▶ _What is expected_
In the entries, find all lines that hold the word "QFunction" and copy them.

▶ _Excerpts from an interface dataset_
┄┄┄┄┄┄
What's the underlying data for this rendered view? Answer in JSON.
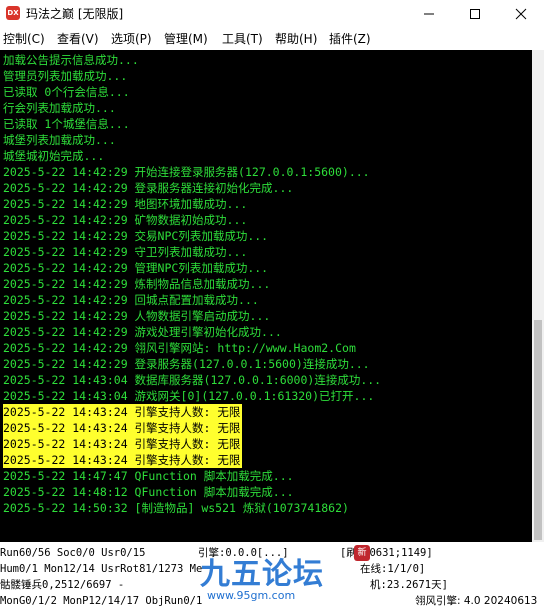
{
  "window": {
    "icon_text": "DX",
    "title": "玛法之巅 [无限版]"
  },
  "menu": [
    {
      "label": "控制(C)"
    },
    {
      "label": "查看(V)"
    },
    {
      "label": "选项(P)"
    },
    {
      "label": "管理(M)"
    },
    {
      "label": "工具(T)"
    },
    {
      "label": "帮助(H)"
    },
    {
      "label": "插件(Z)"
    }
  ],
  "console": {
    "text_color": "#2ede3a",
    "highlight_color": "#ffff2e",
    "lines": [
      {
        "text": "加载公告提示信息成功...",
        "highlight": false
      },
      {
        "text": "管理员列表加载成功...",
        "highlight": false
      },
      {
        "text": "已读取 0个行会信息...",
        "highlight": false
      },
      {
        "text": "行会列表加载成功...",
        "highlight": false
      },
      {
        "text": "已读取 1个城堡信息...",
        "highlight": false
      },
      {
        "text": "城堡列表加载成功...",
        "highlight": false
      },
      {
        "text": "城堡城初始完成...",
        "highlight": false
      },
      {
        "text": "2025-5-22 14:42:29 开始连接登录服务器(127.0.0.1:5600)...",
        "highlight": false
      },
      {
        "text": "2025-5-22 14:42:29 登录服务器连接初始化完成...",
        "highlight": false
      },
      {
        "text": "2025-5-22 14:42:29 地图环境加载成功...",
        "highlight": false
      },
      {
        "text": "2025-5-22 14:42:29 矿物数据初始成功...",
        "highlight": false
      },
      {
        "text": "2025-5-22 14:42:29 交易NPC列表加载成功...",
        "highlight": false
      },
      {
        "text": "2025-5-22 14:42:29 守卫列表加载成功...",
        "highlight": false
      },
      {
        "text": "2025-5-22 14:42:29 管理NPC列表加载成功...",
        "highlight": false
      },
      {
        "text": "2025-5-22 14:42:29 炼制物品信息加载成功...",
        "highlight": false
      },
      {
        "text": "2025-5-22 14:42:29 回城点配置加载成功...",
        "highlight": false
      },
      {
        "text": "2025-5-22 14:42:29 人物数据引擎启动成功...",
        "highlight": false
      },
      {
        "text": "2025-5-22 14:42:29 游戏处理引擎初始化成功...",
        "highlight": false
      },
      {
        "text": "2025-5-22 14:42:29 翎风引擎网站: http://www.Haom2.Com",
        "highlight": false
      },
      {
        "text": "2025-5-22 14:42:29 登录服务器(127.0.0.1:5600)连接成功...",
        "highlight": false
      },
      {
        "text": "2025-5-22 14:43:04 数据库服务器(127.0.0.1:6000)连接成功...",
        "highlight": false
      },
      {
        "text": "2025-5-22 14:43:04 游戏网关[0](127.0.0.1:61320)已打开...",
        "highlight": false
      },
      {
        "text": "2025-5-22 14:43:24 引擎支持人数: 无限",
        "highlight": true
      },
      {
        "text": "2025-5-22 14:43:24 引擎支持人数: 无限",
        "highlight": true
      },
      {
        "text": "2025-5-22 14:43:24 引擎支持人数: 无限",
        "highlight": true
      },
      {
        "text": "2025-5-22 14:43:24 引擎支持人数: 无限",
        "highlight": true
      },
      {
        "text": "2025-5-22 14:47:47 QFunction 脚本加载完成...",
        "highlight": false
      },
      {
        "text": "2025-5-22 14:48:12 QFunction 脚本加载完成...",
        "highlight": false
      },
      {
        "text": "2025-5-22 14:50:32 [制造物品] ws521 炼狱(1073741862)",
        "highlight": false
      }
    ]
  },
  "status": {
    "row1_left": "Run60/56 Soc0/0 Usr0/15",
    "row1_mid": "引擎:0.0.0[...]",
    "row1_right": "[刷 30631;1149]",
    "row2_left": "Hum0/1 Mon12/14 UsrRot81/1273 Me",
    "row2_right": "在线:1/1/0]",
    "row3_left": "骷髅锤兵0,2512/6697 -",
    "row3_right": "机:23.2671天]",
    "row4_left": "MonG0/1/2 MonP12/14/17 ObjRun0/1",
    "version": "翎风引擎: 4.0 20240613"
  },
  "watermark": {
    "logo": "九五论坛",
    "url": "www.95gm.com",
    "badge": "新"
  }
}
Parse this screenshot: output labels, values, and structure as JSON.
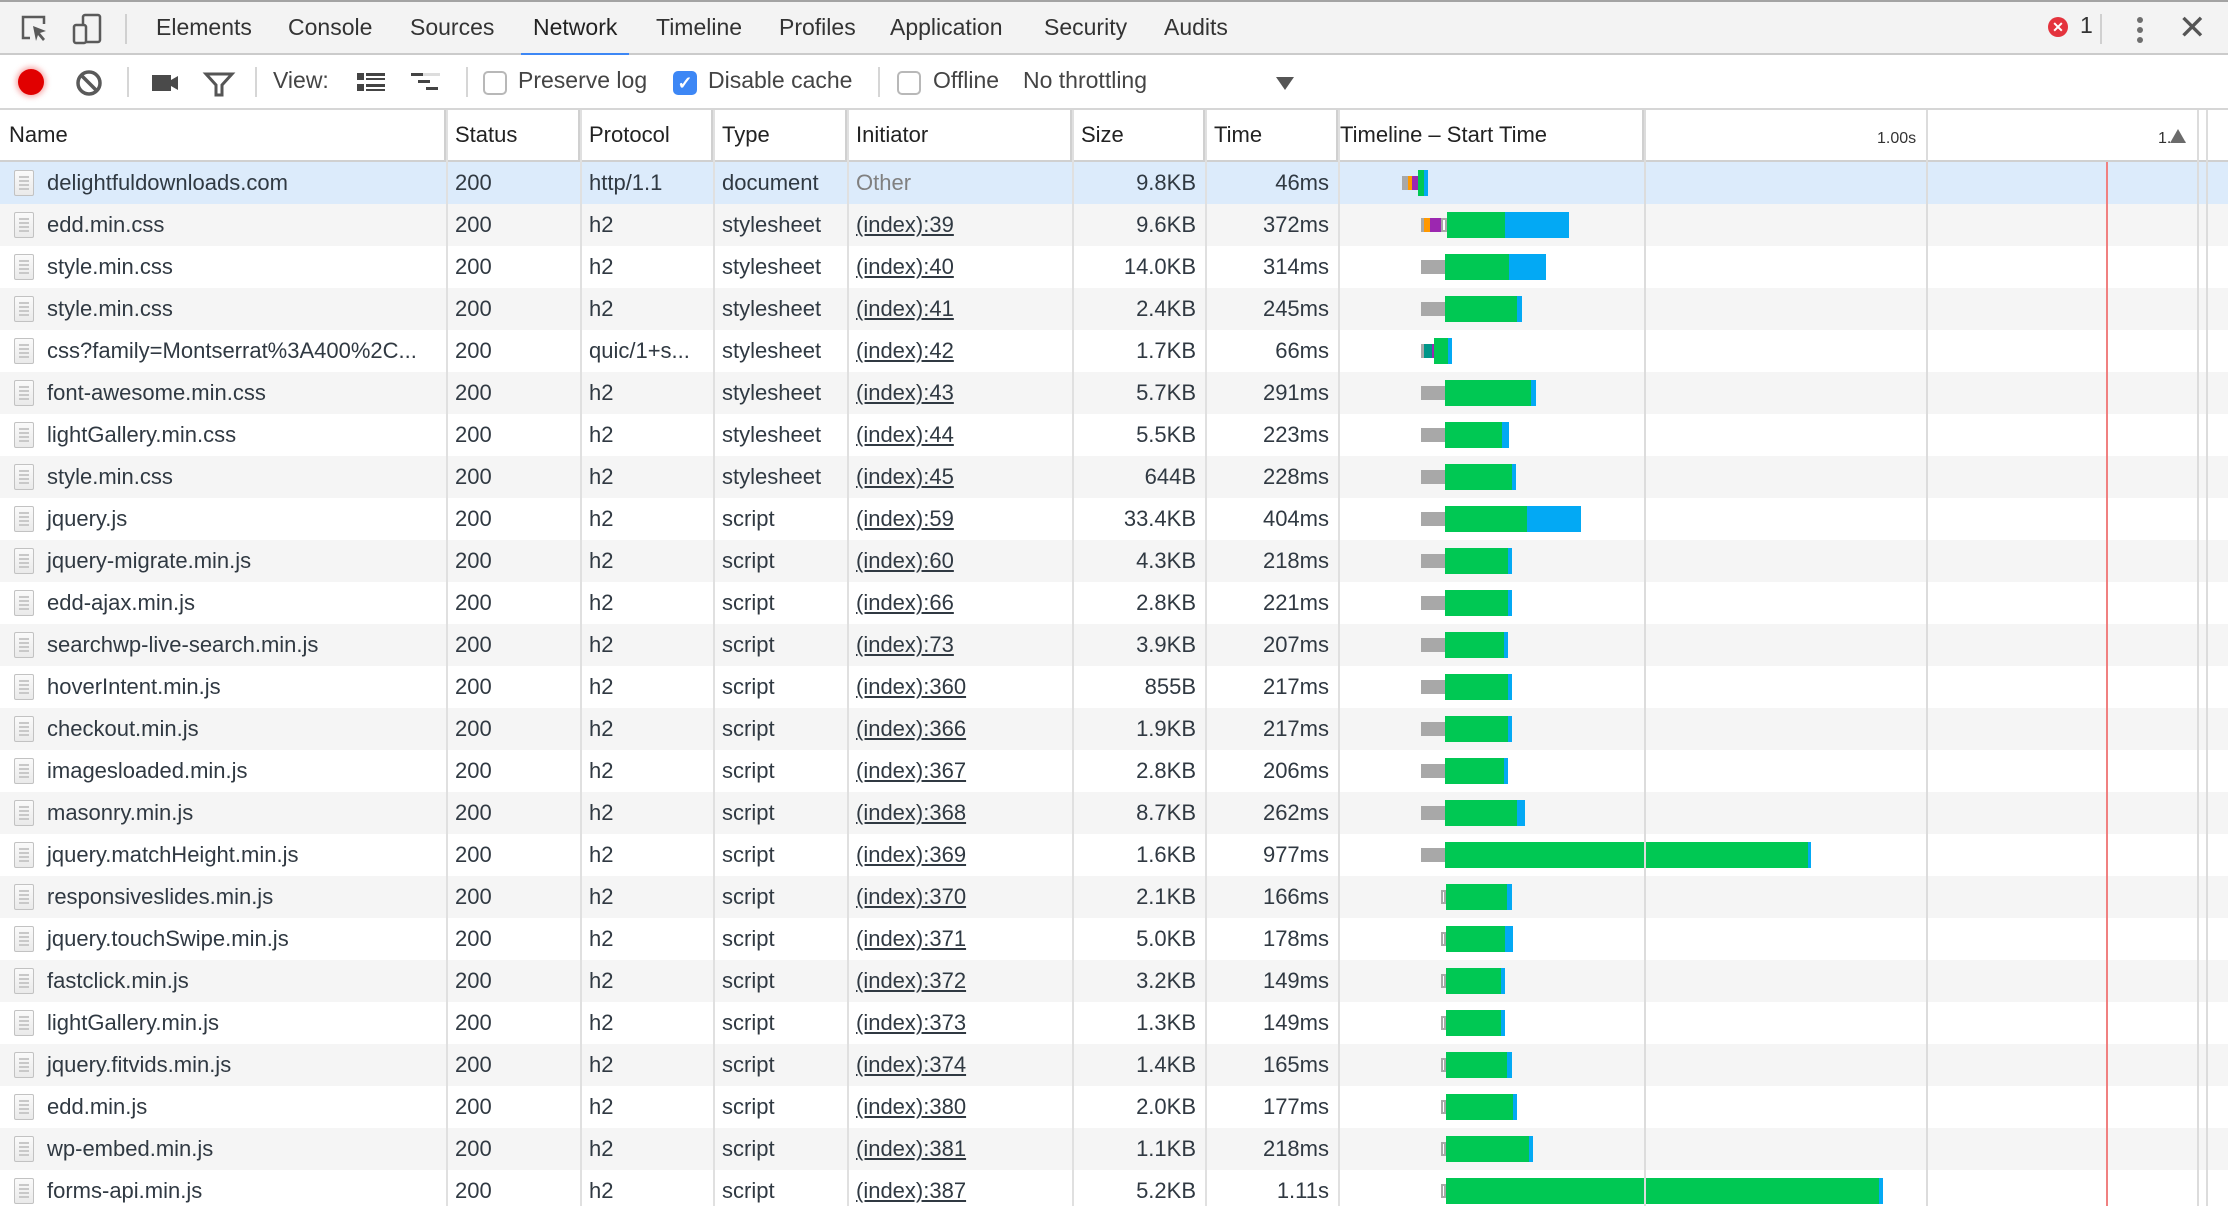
{
  "tabs": [
    {
      "label": "Elements",
      "active": false
    },
    {
      "label": "Console",
      "active": false
    },
    {
      "label": "Sources",
      "active": false
    },
    {
      "label": "Network",
      "active": true
    },
    {
      "label": "Timeline",
      "active": false
    },
    {
      "label": "Profiles",
      "active": false
    },
    {
      "label": "Application",
      "active": false
    },
    {
      "label": "Security",
      "active": false
    },
    {
      "label": "Audits",
      "active": false
    }
  ],
  "error_count": "1",
  "icons": {
    "inspect": "inspect-element-icon",
    "device": "device-mode-icon",
    "record": "record-icon",
    "clear": "clear-icon",
    "capture": "capture-screenshots-icon",
    "filter": "filter-icon",
    "large_rows": "large-rows-icon",
    "waterfall": "overview-icon",
    "error": "error-icon",
    "more": "more-menu-icon",
    "close": "close-icon"
  },
  "toolbar": {
    "view_label": "View:",
    "preserve_log": {
      "label": "Preserve log",
      "checked": false
    },
    "disable_cache": {
      "label": "Disable cache",
      "checked": true
    },
    "offline": {
      "label": "Offline",
      "checked": false
    },
    "throttling": "No throttling"
  },
  "columns": [
    "Name",
    "Status",
    "Protocol",
    "Type",
    "Initiator",
    "Size",
    "Time",
    "Timeline – Start Time"
  ],
  "timeline_ticks": [
    "1.00s",
    "1.…"
  ],
  "colors": {
    "queue": "#a8a8a8",
    "dns": "#009688",
    "connect": "#ff9800",
    "ssl": "#9c27b0",
    "waiting": "#00c853",
    "download": "#03a9f4",
    "load_line": "#f08080",
    "selected_row": "#dcebfb",
    "accent": "#3d87f5"
  },
  "timeline_scale": {
    "ms_at_start": 0,
    "ms_per_gridline": 500,
    "load_event_ms": 1320
  },
  "requests": [
    {
      "name": "delightfuldownloads.com",
      "status": "200",
      "protocol": "http/1.1",
      "type": "document",
      "initiator": "Other",
      "size": "9.8KB",
      "time": "46ms",
      "selected": true,
      "timing": {
        "start": 26,
        "queue": 10,
        "connect": 8,
        "ssl": 10,
        "waiting": 12,
        "download": 6,
        "small": true
      }
    },
    {
      "name": "edd.min.css",
      "status": "200",
      "protocol": "h2",
      "type": "stylesheet",
      "initiator": "(index):39",
      "size": "9.6KB",
      "time": "372ms",
      "timing": {
        "start": 60,
        "queue": 6,
        "connect": 10,
        "ssl": 20,
        "stalled": 10,
        "waiting": 106,
        "download": 115
      }
    },
    {
      "name": "style.min.css",
      "status": "200",
      "protocol": "h2",
      "type": "stylesheet",
      "initiator": "(index):40",
      "size": "14.0KB",
      "time": "314ms",
      "timing": {
        "start": 60,
        "queue": 44,
        "waiting": 115,
        "download": 67
      }
    },
    {
      "name": "style.min.css",
      "status": "200",
      "protocol": "h2",
      "type": "stylesheet",
      "initiator": "(index):41",
      "size": "2.4KB",
      "time": "245ms",
      "timing": {
        "start": 60,
        "queue": 44,
        "waiting": 130,
        "download": 8
      }
    },
    {
      "name": "css?family=Montserrat%3A400%2C...",
      "status": "200",
      "protocol": "quic/1+s...",
      "type": "stylesheet",
      "initiator": "(index):42",
      "size": "1.7KB",
      "time": "66ms",
      "timing": {
        "start": 60,
        "queue": 5,
        "dns": 15,
        "ssl": 2,
        "waiting": 25,
        "download": 7,
        "small": true
      }
    },
    {
      "name": "font-awesome.min.css",
      "status": "200",
      "protocol": "h2",
      "type": "stylesheet",
      "initiator": "(index):43",
      "size": "5.7KB",
      "time": "291ms",
      "timing": {
        "start": 60,
        "queue": 44,
        "waiting": 154,
        "download": 10
      }
    },
    {
      "name": "lightGallery.min.css",
      "status": "200",
      "protocol": "h2",
      "type": "stylesheet",
      "initiator": "(index):44",
      "size": "5.5KB",
      "time": "223ms",
      "timing": {
        "start": 60,
        "queue": 44,
        "waiting": 103,
        "download": 12
      }
    },
    {
      "name": "style.min.css",
      "status": "200",
      "protocol": "h2",
      "type": "stylesheet",
      "initiator": "(index):45",
      "size": "644B",
      "time": "228ms",
      "timing": {
        "start": 60,
        "queue": 44,
        "waiting": 120,
        "download": 8
      }
    },
    {
      "name": "jquery.js",
      "status": "200",
      "protocol": "h2",
      "type": "script",
      "initiator": "(index):59",
      "size": "33.4KB",
      "time": "404ms",
      "timing": {
        "start": 60,
        "queue": 44,
        "waiting": 148,
        "download": 98
      }
    },
    {
      "name": "jquery-migrate.min.js",
      "status": "200",
      "protocol": "h2",
      "type": "script",
      "initiator": "(index):60",
      "size": "4.3KB",
      "time": "218ms",
      "timing": {
        "start": 60,
        "queue": 44,
        "waiting": 113,
        "download": 7
      }
    },
    {
      "name": "edd-ajax.min.js",
      "status": "200",
      "protocol": "h2",
      "type": "script",
      "initiator": "(index):66",
      "size": "2.8KB",
      "time": "221ms",
      "timing": {
        "start": 60,
        "queue": 44,
        "waiting": 113,
        "download": 7
      }
    },
    {
      "name": "searchwp-live-search.min.js",
      "status": "200",
      "protocol": "h2",
      "type": "script",
      "initiator": "(index):73",
      "size": "3.9KB",
      "time": "207ms",
      "timing": {
        "start": 60,
        "queue": 44,
        "waiting": 106,
        "download": 7
      }
    },
    {
      "name": "hoverIntent.min.js",
      "status": "200",
      "protocol": "h2",
      "type": "script",
      "initiator": "(index):360",
      "size": "855B",
      "time": "217ms",
      "timing": {
        "start": 60,
        "queue": 44,
        "waiting": 113,
        "download": 7
      }
    },
    {
      "name": "checkout.min.js",
      "status": "200",
      "protocol": "h2",
      "type": "script",
      "initiator": "(index):366",
      "size": "1.9KB",
      "time": "217ms",
      "timing": {
        "start": 60,
        "queue": 44,
        "waiting": 113,
        "download": 7
      }
    },
    {
      "name": "imagesloaded.min.js",
      "status": "200",
      "protocol": "h2",
      "type": "script",
      "initiator": "(index):367",
      "size": "2.8KB",
      "time": "206ms",
      "timing": {
        "start": 60,
        "queue": 44,
        "waiting": 106,
        "download": 7
      }
    },
    {
      "name": "masonry.min.js",
      "status": "200",
      "protocol": "h2",
      "type": "script",
      "initiator": "(index):368",
      "size": "8.7KB",
      "time": "262ms",
      "timing": {
        "start": 60,
        "queue": 44,
        "waiting": 130,
        "download": 14
      }
    },
    {
      "name": "jquery.matchHeight.min.js",
      "status": "200",
      "protocol": "h2",
      "type": "script",
      "initiator": "(index):369",
      "size": "1.6KB",
      "time": "977ms",
      "timing": {
        "start": 60,
        "queue": 44,
        "waiting": 655,
        "download": 7
      }
    },
    {
      "name": "responsiveslides.min.js",
      "status": "200",
      "protocol": "h2",
      "type": "script",
      "initiator": "(index):370",
      "size": "2.1KB",
      "time": "166ms",
      "timing": {
        "start": 95,
        "queue": 10,
        "waiting": 112,
        "download": 8,
        "hollow": true
      }
    },
    {
      "name": "jquery.touchSwipe.min.js",
      "status": "200",
      "protocol": "h2",
      "type": "script",
      "initiator": "(index):371",
      "size": "5.0KB",
      "time": "178ms",
      "timing": {
        "start": 95,
        "queue": 10,
        "waiting": 107,
        "download": 15,
        "hollow": true
      }
    },
    {
      "name": "fastclick.min.js",
      "status": "200",
      "protocol": "h2",
      "type": "script",
      "initiator": "(index):372",
      "size": "3.2KB",
      "time": "149ms",
      "timing": {
        "start": 95,
        "queue": 10,
        "waiting": 100,
        "download": 7,
        "hollow": true
      }
    },
    {
      "name": "lightGallery.min.js",
      "status": "200",
      "protocol": "h2",
      "type": "script",
      "initiator": "(index):373",
      "size": "1.3KB",
      "time": "149ms",
      "timing": {
        "start": 95,
        "queue": 10,
        "waiting": 100,
        "download": 7,
        "hollow": true
      }
    },
    {
      "name": "jquery.fitvids.min.js",
      "status": "200",
      "protocol": "h2",
      "type": "script",
      "initiator": "(index):374",
      "size": "1.4KB",
      "time": "165ms",
      "timing": {
        "start": 95,
        "queue": 10,
        "waiting": 112,
        "download": 8,
        "hollow": true
      }
    },
    {
      "name": "edd.min.js",
      "status": "200",
      "protocol": "h2",
      "type": "script",
      "initiator": "(index):380",
      "size": "2.0KB",
      "time": "177ms",
      "timing": {
        "start": 95,
        "queue": 10,
        "waiting": 122,
        "download": 8,
        "hollow": true
      }
    },
    {
      "name": "wp-embed.min.js",
      "status": "200",
      "protocol": "h2",
      "type": "script",
      "initiator": "(index):381",
      "size": "1.1KB",
      "time": "218ms",
      "timing": {
        "start": 95,
        "queue": 10,
        "waiting": 151,
        "download": 8,
        "hollow": true
      }
    },
    {
      "name": "forms-api.min.js",
      "status": "200",
      "protocol": "h2",
      "type": "script",
      "initiator": "(index):387",
      "size": "5.2KB",
      "time": "1.11s",
      "timing": {
        "start": 95,
        "queue": 10,
        "waiting": 784,
        "download": 7,
        "hollow": true
      }
    }
  ]
}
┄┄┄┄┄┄
▶ _Written solution_
        "text": "2025-5-22 14:47:47 QFunction 脚本加载完成...",
        "text": "2025-5-22 14:48:12 QFunction 脚本加载完成...",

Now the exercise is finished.